It appears in the case of McDonald’s that the managers were a major part of the problem and it seems more senior managers did not understand there was an issue to address or looked the other way.
If a company should have identified a situation where managers were involved in the sexual harassment of employees, which appears to be the case here, this is clearly grounds for the employer to take disciplinary action and potentially dismiss for gross misconduct.
It’s important to investigate thoroughly in such cases and just because someone is accused, doesn’t mean they should be dismissed. The investigation should consider:
- How detailed is the complaint? The more detailed the more likely it is to be true.
- Has there been a delay? If there is a delay in bringing the complaint, why?
- Are there other complainants to corroborate the allegations by perhaps giving examples of similar conduct?
- Is there CCTV footage?
- Are there any witnesses of the alleged conduct?
The more information a complainant can provide and the more evidence there is to back it up, the more likely it is that the allegations are accurate.
Otherwise, it could be one word against the other, with the alleged harasser denying all knowledge.
In an employment setting the employer only needs to show they have a reasonable belief that gross misconduct has taken place in order to dismiss.

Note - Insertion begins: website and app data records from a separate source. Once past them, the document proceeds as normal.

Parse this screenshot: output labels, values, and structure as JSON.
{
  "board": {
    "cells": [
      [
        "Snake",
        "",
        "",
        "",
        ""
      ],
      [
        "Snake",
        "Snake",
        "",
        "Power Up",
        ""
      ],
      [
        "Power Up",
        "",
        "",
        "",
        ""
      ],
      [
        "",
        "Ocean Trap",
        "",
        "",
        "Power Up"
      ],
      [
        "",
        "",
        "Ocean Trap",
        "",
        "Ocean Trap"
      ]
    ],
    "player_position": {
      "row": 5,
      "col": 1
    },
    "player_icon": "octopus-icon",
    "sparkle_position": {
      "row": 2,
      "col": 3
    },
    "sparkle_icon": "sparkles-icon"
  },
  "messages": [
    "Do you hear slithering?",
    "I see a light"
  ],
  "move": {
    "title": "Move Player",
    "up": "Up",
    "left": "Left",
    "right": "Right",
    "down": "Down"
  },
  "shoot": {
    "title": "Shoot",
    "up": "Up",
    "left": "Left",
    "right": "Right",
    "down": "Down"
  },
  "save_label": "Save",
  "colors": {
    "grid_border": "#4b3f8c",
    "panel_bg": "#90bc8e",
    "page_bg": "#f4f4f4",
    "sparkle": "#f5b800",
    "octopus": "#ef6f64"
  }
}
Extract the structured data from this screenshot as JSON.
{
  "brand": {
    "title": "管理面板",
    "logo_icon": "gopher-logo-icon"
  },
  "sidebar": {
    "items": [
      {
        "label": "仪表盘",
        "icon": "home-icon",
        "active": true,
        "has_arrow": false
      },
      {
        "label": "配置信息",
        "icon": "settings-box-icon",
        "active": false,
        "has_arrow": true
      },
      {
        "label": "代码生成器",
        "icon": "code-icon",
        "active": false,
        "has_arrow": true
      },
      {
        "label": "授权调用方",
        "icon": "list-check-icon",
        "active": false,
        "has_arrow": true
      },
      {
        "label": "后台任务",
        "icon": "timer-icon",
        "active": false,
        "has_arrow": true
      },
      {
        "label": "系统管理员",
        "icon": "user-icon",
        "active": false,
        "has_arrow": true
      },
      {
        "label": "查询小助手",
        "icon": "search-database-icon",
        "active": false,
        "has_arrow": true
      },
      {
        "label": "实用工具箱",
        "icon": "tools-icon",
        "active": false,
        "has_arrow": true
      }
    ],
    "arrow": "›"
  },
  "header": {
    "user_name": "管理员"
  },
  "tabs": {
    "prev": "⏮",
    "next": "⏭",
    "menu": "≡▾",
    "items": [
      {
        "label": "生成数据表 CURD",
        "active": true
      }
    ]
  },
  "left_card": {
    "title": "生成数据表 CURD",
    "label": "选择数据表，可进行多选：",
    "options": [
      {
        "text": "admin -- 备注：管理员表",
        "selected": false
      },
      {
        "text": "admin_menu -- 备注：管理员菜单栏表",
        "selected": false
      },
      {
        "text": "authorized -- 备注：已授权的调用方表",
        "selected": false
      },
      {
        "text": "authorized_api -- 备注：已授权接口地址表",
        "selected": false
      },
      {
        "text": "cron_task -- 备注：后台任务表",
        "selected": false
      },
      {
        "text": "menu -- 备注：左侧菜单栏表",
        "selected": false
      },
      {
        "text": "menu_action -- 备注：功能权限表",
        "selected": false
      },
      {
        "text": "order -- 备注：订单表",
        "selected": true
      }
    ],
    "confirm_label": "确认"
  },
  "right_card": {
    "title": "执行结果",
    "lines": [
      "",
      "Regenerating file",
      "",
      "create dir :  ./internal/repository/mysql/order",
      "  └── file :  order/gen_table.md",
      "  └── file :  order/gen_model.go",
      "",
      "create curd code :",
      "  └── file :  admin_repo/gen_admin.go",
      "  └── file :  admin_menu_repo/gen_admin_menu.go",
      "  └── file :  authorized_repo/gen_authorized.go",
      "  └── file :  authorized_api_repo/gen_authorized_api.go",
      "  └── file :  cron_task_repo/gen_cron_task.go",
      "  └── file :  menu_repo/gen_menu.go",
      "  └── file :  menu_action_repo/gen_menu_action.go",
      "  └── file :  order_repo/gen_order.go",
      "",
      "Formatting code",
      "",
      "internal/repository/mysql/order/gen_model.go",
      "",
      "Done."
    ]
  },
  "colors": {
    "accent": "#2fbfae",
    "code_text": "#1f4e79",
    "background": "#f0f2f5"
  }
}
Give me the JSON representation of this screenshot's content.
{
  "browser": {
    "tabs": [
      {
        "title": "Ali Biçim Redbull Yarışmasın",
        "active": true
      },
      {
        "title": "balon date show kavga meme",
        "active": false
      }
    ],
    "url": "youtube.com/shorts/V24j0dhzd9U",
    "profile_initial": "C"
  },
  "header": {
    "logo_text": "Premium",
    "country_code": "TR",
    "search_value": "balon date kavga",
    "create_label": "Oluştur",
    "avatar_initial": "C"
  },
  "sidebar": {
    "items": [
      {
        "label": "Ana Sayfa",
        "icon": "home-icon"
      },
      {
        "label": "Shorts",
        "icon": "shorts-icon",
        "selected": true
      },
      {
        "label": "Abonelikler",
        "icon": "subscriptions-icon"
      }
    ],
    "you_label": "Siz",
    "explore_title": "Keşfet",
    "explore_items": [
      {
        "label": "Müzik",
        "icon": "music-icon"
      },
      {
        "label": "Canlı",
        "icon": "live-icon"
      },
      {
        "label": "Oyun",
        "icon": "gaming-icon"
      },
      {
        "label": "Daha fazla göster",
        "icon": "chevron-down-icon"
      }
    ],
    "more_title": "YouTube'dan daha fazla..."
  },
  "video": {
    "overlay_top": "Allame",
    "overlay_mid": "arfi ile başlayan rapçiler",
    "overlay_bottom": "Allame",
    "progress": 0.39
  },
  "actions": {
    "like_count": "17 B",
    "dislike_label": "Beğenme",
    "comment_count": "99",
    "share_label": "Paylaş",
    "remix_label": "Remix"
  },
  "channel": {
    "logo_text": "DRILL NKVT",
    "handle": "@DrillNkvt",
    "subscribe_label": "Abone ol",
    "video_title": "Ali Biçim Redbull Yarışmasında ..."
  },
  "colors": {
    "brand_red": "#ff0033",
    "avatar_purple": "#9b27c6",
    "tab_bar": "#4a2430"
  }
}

It doesn’t have to be proven beyond doubt.
Training not being taken seriously
In the same way they’re training to build a Big Mac, make fries or serve customers, employees should also have training on the Equality Act 2010 and the types of discrimination and harassment within it.
Most employers will have an equal opportunities policy or an equality and diversity policy, and often the policy will form the basis of a training session.
Another reason why employers should make sure that this training occurs is because of the ‘statutory defence’ to discrimination claims.
This is relevant where an employee brings a claim of discrimination or harassment in an employment tribunal alleging that one of the employer’s managers has been guilty of discrimination.
As the manager is an employee of the employer, the employer will ultimately be liable for that discrimination and the manager won’t be personally liable.
However, if an employer can show that they’ve taken all reasonable steps to stop such conduct taking place, for example by providing training on what is and isn’t acceptable at work in terms of discrimination and harassment, then the employer won’t be liable. This is the statutory defence.
This training should take place on a regular basis, and employment tribunals have refused to allow this defence where there was too much of a gap between training sessions, not deemed to be reasonable. I would suggest once a year is acceptable.
If McDonald’s put this training in place for staff but it was not taken seriously, this could lead to the statutory defence failing because taking all reasonable steps would include taking the training seriously and making sure staff take the training seriously.
Many employers fail when it comes to providing sufficient training for staff in relation to discrimination and harassment.
The provisions of the Equality Act 2010 are some of the most difficult for employers to deal with when it comes to protecting staff. It’s often one word against the other and difficult to tell which version of events is correct.
The main takeaways from the McDonald’s case are:
- Employees should always feel safe at work.
- No managers or employers should be harassing other employees using sexual conduct or otherwise.
- Employees should report the first signs of misconduct.
- Employers should deal with complaints of discrimination and harassment without delay.
- Employers should carry out full and fair investigations and use the sanctions available to them.
- Employers should provide discrimination and harassment training to staff on a regular basis.
Jenny Winstanley is head of HR consultancy at employment law and HR firm AfterAthena